___ AVAILABLE DATA ___

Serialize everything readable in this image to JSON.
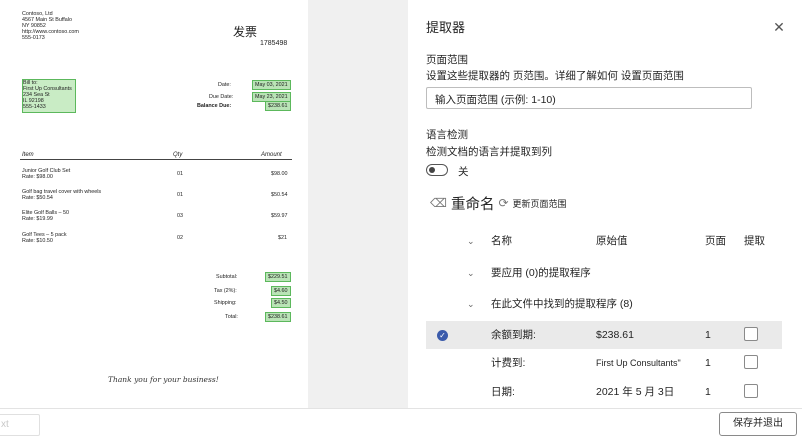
{
  "document": {
    "company_lines": [
      "Contoso, Ltd",
      "4567 Main St Buffalo",
      "NY 90852",
      "http://www.contoso.com",
      "555-0173"
    ],
    "title": "发票",
    "invoice_number": "1785498",
    "bill_to_lines": [
      "Bill to:",
      "First Up Consultants",
      "234 Sea St",
      "IL 92198",
      "555-1433"
    ],
    "date_label": "Date:",
    "date_value": "May 03, 2021",
    "due_label": "Due Date:",
    "due_value": "May 23, 2021",
    "balance_label": "Balance Due:",
    "balance_value": "$238.61",
    "headers": {
      "item": "Item",
      "qty": "Qty",
      "amount": "Amount"
    },
    "items": [
      {
        "name": "Junior Golf Club Set",
        "rate": "Rate: $98.00",
        "qty": "01",
        "amount": "$98.00"
      },
      {
        "name": "Golf bag travel cover with wheels",
        "rate": "Rate: $50.54",
        "qty": "01",
        "amount": "$50.54"
      },
      {
        "name": "Elite Golf Balls – 50",
        "rate": "Rate: $19.99",
        "qty": "03",
        "amount": "$59.97"
      },
      {
        "name": "Golf Tees – 5 pack",
        "rate": "Rate: $10.50",
        "qty": "02",
        "amount": "$21"
      }
    ],
    "subtotal_label": "Subtotal:",
    "subtotal_value": "$229.51",
    "tax_label": "Tax (2%):",
    "tax_value": "$4.60",
    "shipping_label": "Shipping:",
    "shipping_value": "$4.50",
    "total_label": "Total:",
    "total_value": "$238.61",
    "thanks": "Thank you for your business!"
  },
  "panel": {
    "title": "提取器",
    "close_icon": "close-icon",
    "page_range_heading": "页面范围",
    "page_range_desc": "设置这些提取器的 页范围。详细了解如何 设置页面范围",
    "page_range_placeholder": "输入页面范围 (示例: 1-10)",
    "lang_heading": "语言检测",
    "lang_desc": "检测文档的语言并提取到列",
    "toggle_label": "关",
    "toggle_on": false,
    "rename_label": "重命名",
    "update_label": "更新页面范围",
    "columns": {
      "name": "名称",
      "original": "原始值",
      "page": "页面",
      "extract": "提取"
    },
    "groups": [
      {
        "label": "要应用 (0)的提取程序"
      },
      {
        "label": "在此文件中找到的提取程序 (8)"
      }
    ],
    "rows": [
      {
        "name": "余额到期:",
        "value": "$238.61",
        "page": "1",
        "selected": true
      },
      {
        "name": "计费到:",
        "value": "First Up Consultants\"",
        "page": "1",
        "selected": false
      },
      {
        "name": "日期:",
        "value": "2021 年 5 月 3日",
        "page": "1",
        "selected": false
      }
    ]
  },
  "footer": {
    "ghost_label": "xt",
    "save_label": "保存并退出"
  }
}
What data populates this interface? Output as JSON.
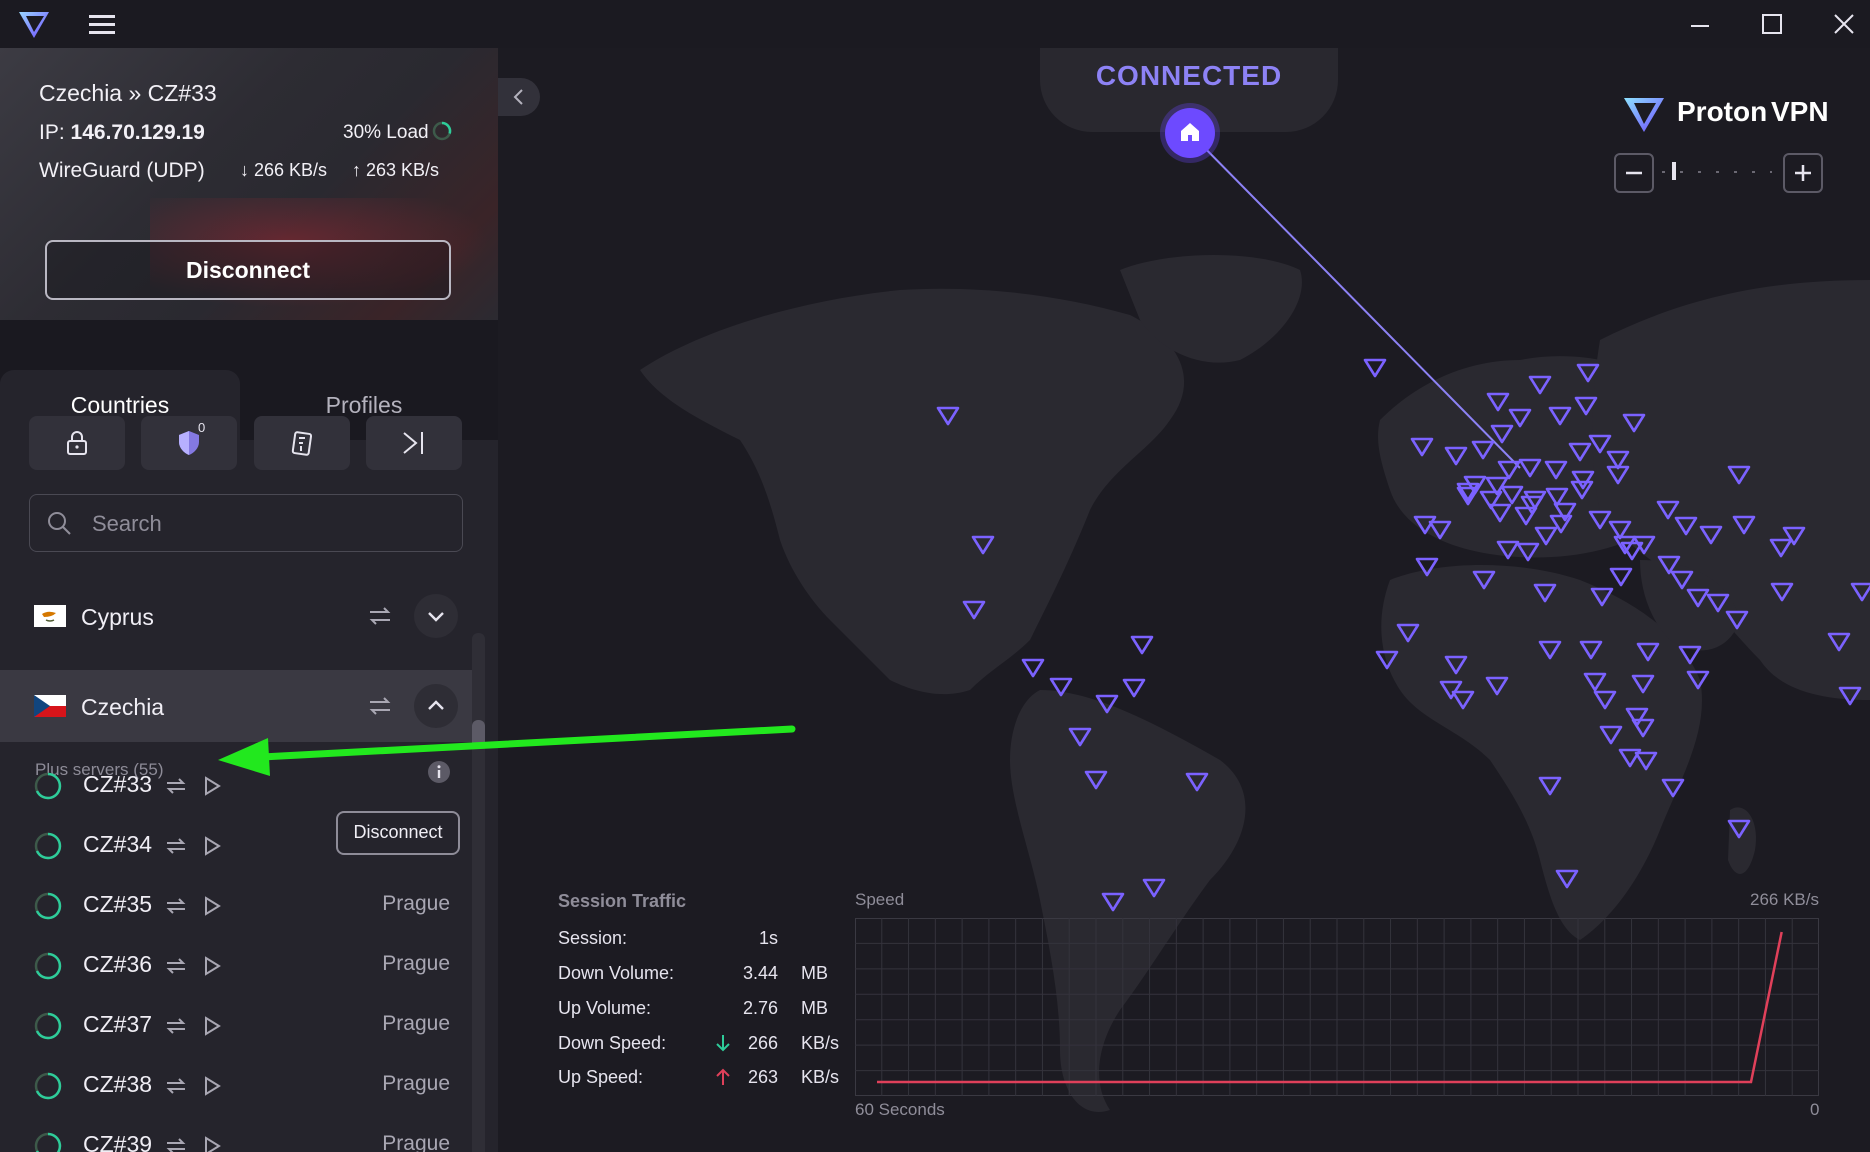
{
  "window": {
    "menu_icon": "hamburger-icon",
    "controls": [
      "minimize-icon",
      "maximize-icon",
      "close-icon"
    ]
  },
  "connection": {
    "server_path": "Czechia » CZ#33",
    "ip_label": "IP:",
    "ip": "146.70.129.19",
    "load": "30% Load",
    "protocol": "WireGuard (UDP)",
    "download": "266 KB/s",
    "upload": "263 KB/s",
    "disconnect_label": "Disconnect"
  },
  "tabs": [
    {
      "label": "Countries",
      "active": true
    },
    {
      "label": "Profiles",
      "active": false
    }
  ],
  "filters": {
    "icons": [
      "lock-icon",
      "p2p-shield-icon",
      "tor-icon",
      "streaming-icon"
    ],
    "p2p_count": "0"
  },
  "search": {
    "placeholder": "Search",
    "value": ""
  },
  "countries": [
    {
      "name": "Cyprus",
      "expanded": false
    },
    {
      "name": "Czechia",
      "expanded": true
    }
  ],
  "plus_servers_label": "Plus servers (55)",
  "servers": [
    {
      "name": "CZ#33",
      "city": "",
      "action": "Disconnect",
      "connected": true
    },
    {
      "name": "CZ#34",
      "city": "Prague"
    },
    {
      "name": "CZ#35",
      "city": "Prague"
    },
    {
      "name": "CZ#36",
      "city": "Prague"
    },
    {
      "name": "CZ#37",
      "city": "Prague"
    },
    {
      "name": "CZ#38",
      "city": "Prague"
    },
    {
      "name": "CZ#39",
      "city": "Prague"
    }
  ],
  "map": {
    "status": "CONNECTED",
    "brand_proton": "Proton",
    "brand_vpn": "VPN",
    "accent_color": "#8d82f5",
    "pin_color": "#6d4aff"
  },
  "session_traffic": {
    "title": "Session Traffic",
    "rows": [
      {
        "label": "Session:",
        "value": "1s",
        "unit": ""
      },
      {
        "label": "Down Volume:",
        "value": "3.44",
        "unit": "MB"
      },
      {
        "label": "Up Volume:",
        "value": "2.76",
        "unit": "MB"
      },
      {
        "label": "Down Speed:",
        "value": "266",
        "unit": "KB/s"
      },
      {
        "label": "Up Speed:",
        "value": "263",
        "unit": "KB/s"
      }
    ]
  },
  "speed_chart": {
    "label": "Speed",
    "max_label": "266 KB/s",
    "x_left": "60 Seconds",
    "x_right": "0",
    "line_color": "#e0405a"
  },
  "chart_data": {
    "type": "line",
    "title": "",
    "xlabel": "",
    "ylabel": "Speed",
    "x_range": [
      60,
      0
    ],
    "ylim": [
      0,
      266
    ],
    "series": [
      {
        "x": [
          60,
          3,
          1
        ],
        "values": [
          0,
          0,
          266
        ]
      }
    ]
  }
}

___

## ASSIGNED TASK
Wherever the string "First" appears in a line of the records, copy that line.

## WRITTEN ANSWER
      "First Up Consultants",
        "value": "First Up Consultants\"",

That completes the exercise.